The Cultivating Health for Success program has a clear and simple goal: Getting homeless Medicaid recipients in Allegheny County off the streets and into structured, long-term care by combining the resources of UPMC Health Plan and the housing-focused Community Human Services (CHS).
On Monday, those two organizations announced an expansion of their joint program, known as CHFS.
Since its creation in 2010, the program has housed and offered counseling to about 25 participants each year, according to UPMC Health Plan. Under the expanded program, the partners hope to serve around 250 patients annually over the next several years, a tenfold increase.
John Lovelace, president of government programs for UPMC Health Plan, describes the effort as a “blending or braiding” of the two organizations’ funding “to create more opportunity by being more efficient with our resources.”
Some enrollees exit the program after a few months, but all have the option of staying enrolled for several years.
“We have found that when people have a stable place to call ‘home’ and are supported by compassionate individuals who coordinate their care, they are happier and healthier and lead more fulfilling lives,” said Diane Holder, president and CEO of UPMC Health Plan.
In addition to providing support for some of the most underserved populations in the county, data provided by UPMC Health Plan claims that the program actually saves money by getting participants in front of medical professionals before their problems can escalate into long and costly emergency room visits.
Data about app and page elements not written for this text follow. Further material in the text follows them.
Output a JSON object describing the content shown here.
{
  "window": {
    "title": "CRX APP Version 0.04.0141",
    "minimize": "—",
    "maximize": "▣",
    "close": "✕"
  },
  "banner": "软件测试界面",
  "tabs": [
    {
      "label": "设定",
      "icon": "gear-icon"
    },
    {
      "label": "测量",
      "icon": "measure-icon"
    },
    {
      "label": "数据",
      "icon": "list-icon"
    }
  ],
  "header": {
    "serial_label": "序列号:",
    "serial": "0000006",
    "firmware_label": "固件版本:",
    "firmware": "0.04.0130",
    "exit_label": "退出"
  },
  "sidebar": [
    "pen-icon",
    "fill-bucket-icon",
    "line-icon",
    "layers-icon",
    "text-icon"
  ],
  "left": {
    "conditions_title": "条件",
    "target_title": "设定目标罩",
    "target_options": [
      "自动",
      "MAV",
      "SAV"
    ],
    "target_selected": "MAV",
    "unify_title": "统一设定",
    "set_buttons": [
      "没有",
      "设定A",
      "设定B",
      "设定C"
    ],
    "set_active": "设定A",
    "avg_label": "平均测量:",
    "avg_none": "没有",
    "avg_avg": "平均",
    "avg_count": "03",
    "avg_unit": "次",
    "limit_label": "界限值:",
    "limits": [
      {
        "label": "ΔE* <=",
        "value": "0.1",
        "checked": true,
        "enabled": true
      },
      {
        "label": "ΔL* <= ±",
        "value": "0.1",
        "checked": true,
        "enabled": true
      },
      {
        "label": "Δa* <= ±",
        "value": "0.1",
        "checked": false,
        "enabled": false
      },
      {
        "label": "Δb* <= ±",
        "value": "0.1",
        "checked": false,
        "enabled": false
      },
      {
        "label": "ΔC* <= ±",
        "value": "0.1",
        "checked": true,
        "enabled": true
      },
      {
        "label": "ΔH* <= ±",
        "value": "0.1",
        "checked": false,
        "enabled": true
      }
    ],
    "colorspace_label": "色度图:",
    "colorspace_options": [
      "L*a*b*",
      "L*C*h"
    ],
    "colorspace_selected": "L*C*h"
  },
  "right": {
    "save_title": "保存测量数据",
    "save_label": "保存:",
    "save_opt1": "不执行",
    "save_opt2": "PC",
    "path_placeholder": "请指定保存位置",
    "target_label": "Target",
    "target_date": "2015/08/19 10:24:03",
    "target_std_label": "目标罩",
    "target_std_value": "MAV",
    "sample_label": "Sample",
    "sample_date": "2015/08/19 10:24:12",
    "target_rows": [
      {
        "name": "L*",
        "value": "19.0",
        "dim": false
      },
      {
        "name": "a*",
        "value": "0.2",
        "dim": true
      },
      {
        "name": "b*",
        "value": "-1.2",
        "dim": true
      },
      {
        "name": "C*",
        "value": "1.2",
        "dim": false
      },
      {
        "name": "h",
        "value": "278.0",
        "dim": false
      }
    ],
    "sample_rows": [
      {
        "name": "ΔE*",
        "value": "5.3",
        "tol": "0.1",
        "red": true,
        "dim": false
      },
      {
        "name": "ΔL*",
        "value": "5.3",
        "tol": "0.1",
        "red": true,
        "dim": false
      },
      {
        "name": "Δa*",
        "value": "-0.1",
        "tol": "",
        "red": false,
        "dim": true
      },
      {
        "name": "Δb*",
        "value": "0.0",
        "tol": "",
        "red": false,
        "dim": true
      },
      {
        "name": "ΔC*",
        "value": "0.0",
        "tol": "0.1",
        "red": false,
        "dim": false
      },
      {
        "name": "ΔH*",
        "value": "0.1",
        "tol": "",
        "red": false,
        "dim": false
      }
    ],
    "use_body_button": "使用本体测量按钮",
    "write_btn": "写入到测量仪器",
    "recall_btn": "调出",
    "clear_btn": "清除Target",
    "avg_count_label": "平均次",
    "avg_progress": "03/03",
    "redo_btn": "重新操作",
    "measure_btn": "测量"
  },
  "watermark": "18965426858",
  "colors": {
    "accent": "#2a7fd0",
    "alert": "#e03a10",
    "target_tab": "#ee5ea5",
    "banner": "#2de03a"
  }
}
According to the UPMC Health Plan data, the CHFS program saves an average of $6,384 in Medicaid funds per enrollee each year.
Speaking to the media at CHS headquarters in the Strip District, Lovelace said the expansion will start in Allegheny County, but the broader goal is for the program to reach beyond the county to cover all the larger cities in Western PA.
He said they hope to start putting enrollees of the expanded program into new homes by January of 2019.
Jeremy Carter, chief housing officer with Community Human Services, said houses will be sourced from the same pool of private landlords that CHS currently works with in the Pittsburgh region, and they will build new partnerships as necessary from there.
According to the Housing Alliance of Pennsylvania, more than 16,000 people statewide struggle with home security in a given year.